Some economists have argued that the government could find itself approaching the IMF for funding to help prop up SA's ailing economy, which is buckling under the weight of prolonged poor growth, high unemployment and struggling state-owned entities.
"We don't have to get there. These problems are within our grasp, we know exactly what must be done. We know the trade-offs that must be made, we must make those trade-offs," Kganyago said during a dialogue with journalists on Thursday. Subscribe to Fin24's newsletter here
He added the government would need to to take bitter medicine in order to prevent matters from spiraling out of control.
SA's struggling economy has been hit by several shocks, including multi billion-rand financial support packages extended by National Treasury to keep loss-making state-owned entities afloat, record high unemployment and low growth.
Last month, state power utility Eskom said its total debt exceeds R440bn as it announced a net loss of R20.7bn for the 2019 financial year. The company's precarious debt position has been flagged by global ratings agencies as having a negative impact on the economy.
Official statistics show that South Africa's GDP shrank by 3.2% in the first three months of the year, the biggest contraction in 10 years. The country will enter its second recession in two years if the economy contracts again in the next quarter.
Unemployment also shot up to 29 % in the second quarter of the year, piling more urgency on President Cyril Ramaphosa's plan to deliver on his mandate of creating jobs.
Read this report on News24Wire.com.
AllAfrica publishes around 600 reports a day from more than 150 news organizations and over 500 other institutions and individuals, representing a diversity of positions on every topic. We publish news and views ranging from vigorous opponents of governments to government publications and spokespersons. Publishers named above each report are responsible for their own content, which AllAfrica does not have the legal right to edit or correct.

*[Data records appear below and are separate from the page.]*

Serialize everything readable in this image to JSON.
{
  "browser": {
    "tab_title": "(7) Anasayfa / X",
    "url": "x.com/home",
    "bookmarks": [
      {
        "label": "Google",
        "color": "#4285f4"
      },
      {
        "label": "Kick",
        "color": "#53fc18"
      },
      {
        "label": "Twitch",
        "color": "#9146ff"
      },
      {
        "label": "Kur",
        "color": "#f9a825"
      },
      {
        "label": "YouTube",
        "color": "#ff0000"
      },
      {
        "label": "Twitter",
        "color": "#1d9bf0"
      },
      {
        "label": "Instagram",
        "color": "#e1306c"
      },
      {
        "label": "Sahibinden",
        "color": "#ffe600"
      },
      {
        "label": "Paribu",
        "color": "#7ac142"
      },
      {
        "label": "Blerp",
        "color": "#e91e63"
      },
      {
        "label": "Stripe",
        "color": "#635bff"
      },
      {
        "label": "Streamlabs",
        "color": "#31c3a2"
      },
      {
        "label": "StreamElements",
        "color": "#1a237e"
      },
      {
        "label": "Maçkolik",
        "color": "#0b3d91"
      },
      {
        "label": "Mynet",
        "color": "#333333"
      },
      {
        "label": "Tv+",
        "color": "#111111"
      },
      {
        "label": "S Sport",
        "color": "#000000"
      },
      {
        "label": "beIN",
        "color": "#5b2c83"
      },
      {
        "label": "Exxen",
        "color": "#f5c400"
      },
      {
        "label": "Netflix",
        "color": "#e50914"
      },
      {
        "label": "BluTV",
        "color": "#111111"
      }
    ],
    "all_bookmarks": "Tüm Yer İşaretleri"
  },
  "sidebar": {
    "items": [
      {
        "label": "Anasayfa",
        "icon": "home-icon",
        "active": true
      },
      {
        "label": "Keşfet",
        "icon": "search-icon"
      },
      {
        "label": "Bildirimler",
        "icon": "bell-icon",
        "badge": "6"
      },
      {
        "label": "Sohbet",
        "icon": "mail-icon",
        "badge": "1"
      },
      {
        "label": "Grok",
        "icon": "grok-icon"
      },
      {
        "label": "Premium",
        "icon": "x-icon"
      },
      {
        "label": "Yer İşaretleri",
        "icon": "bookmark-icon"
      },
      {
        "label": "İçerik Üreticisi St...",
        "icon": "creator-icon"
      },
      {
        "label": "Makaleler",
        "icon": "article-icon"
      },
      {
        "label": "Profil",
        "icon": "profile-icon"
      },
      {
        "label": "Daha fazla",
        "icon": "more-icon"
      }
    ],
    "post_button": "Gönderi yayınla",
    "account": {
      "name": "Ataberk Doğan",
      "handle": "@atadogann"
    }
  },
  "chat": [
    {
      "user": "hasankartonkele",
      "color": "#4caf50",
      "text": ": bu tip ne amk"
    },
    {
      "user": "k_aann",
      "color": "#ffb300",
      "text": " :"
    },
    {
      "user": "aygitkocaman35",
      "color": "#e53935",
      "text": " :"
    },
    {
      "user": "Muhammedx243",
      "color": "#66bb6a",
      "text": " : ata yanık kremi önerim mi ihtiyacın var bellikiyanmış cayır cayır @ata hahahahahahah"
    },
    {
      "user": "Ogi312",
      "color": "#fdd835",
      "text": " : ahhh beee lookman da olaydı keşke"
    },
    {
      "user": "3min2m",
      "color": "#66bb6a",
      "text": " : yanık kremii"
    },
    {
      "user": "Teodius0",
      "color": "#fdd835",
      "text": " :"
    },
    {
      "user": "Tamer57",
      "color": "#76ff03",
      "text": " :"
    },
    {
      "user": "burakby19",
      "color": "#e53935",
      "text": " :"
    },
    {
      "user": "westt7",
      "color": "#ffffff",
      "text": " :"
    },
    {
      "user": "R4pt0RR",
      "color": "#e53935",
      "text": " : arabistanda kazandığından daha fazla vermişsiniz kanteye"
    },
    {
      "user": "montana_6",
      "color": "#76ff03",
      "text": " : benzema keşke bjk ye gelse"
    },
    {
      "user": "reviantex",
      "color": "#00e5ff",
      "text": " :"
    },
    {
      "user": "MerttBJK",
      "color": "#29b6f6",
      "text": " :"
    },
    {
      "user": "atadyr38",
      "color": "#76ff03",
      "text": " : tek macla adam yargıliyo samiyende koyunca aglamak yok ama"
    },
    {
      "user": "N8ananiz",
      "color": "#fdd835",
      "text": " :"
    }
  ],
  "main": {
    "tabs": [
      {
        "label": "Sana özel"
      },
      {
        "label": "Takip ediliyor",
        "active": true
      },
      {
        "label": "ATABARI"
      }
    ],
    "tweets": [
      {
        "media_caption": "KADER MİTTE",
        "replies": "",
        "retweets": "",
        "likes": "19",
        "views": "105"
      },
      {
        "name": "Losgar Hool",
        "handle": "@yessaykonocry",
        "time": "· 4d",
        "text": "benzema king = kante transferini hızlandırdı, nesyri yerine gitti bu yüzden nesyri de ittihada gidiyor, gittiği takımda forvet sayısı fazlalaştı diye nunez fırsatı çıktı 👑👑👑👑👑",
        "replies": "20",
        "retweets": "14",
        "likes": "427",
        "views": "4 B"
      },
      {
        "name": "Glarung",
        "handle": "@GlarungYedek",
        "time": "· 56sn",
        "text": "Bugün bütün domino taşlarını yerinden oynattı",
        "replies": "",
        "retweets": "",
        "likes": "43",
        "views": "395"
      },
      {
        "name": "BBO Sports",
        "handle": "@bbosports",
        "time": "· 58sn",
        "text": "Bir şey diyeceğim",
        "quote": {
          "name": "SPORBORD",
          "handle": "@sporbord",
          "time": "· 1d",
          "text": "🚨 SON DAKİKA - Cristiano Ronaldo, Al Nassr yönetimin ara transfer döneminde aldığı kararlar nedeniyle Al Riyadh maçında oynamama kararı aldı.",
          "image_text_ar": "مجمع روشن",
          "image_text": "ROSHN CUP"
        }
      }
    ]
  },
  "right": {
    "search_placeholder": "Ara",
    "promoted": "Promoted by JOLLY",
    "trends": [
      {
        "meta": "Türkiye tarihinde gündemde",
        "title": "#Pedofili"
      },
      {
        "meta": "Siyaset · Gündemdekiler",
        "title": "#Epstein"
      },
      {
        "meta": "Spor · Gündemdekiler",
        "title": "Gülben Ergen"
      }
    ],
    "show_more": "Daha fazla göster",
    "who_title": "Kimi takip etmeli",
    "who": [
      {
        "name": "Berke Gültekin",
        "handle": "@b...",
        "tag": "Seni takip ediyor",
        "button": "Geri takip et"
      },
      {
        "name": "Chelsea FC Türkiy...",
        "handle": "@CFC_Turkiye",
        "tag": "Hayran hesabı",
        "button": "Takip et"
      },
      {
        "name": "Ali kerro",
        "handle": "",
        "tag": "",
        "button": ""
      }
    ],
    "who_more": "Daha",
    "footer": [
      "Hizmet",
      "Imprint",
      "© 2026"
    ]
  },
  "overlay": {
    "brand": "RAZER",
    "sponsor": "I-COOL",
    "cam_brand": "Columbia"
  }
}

Articles and commentaries that identify allAfrica.com as the publisher are produced or commissioned by AllAfrica. To address comments or complaints, please Contact us.
AllAfrica is a voice of, by and about Africa - aggregating, producing and distributing 600 news and information items daily from over 150 African news organizations and our own reporters to an African and global public. We operate from Cape Town, Dakar, Abuja, Monrovia, Nairobi and Washington DC.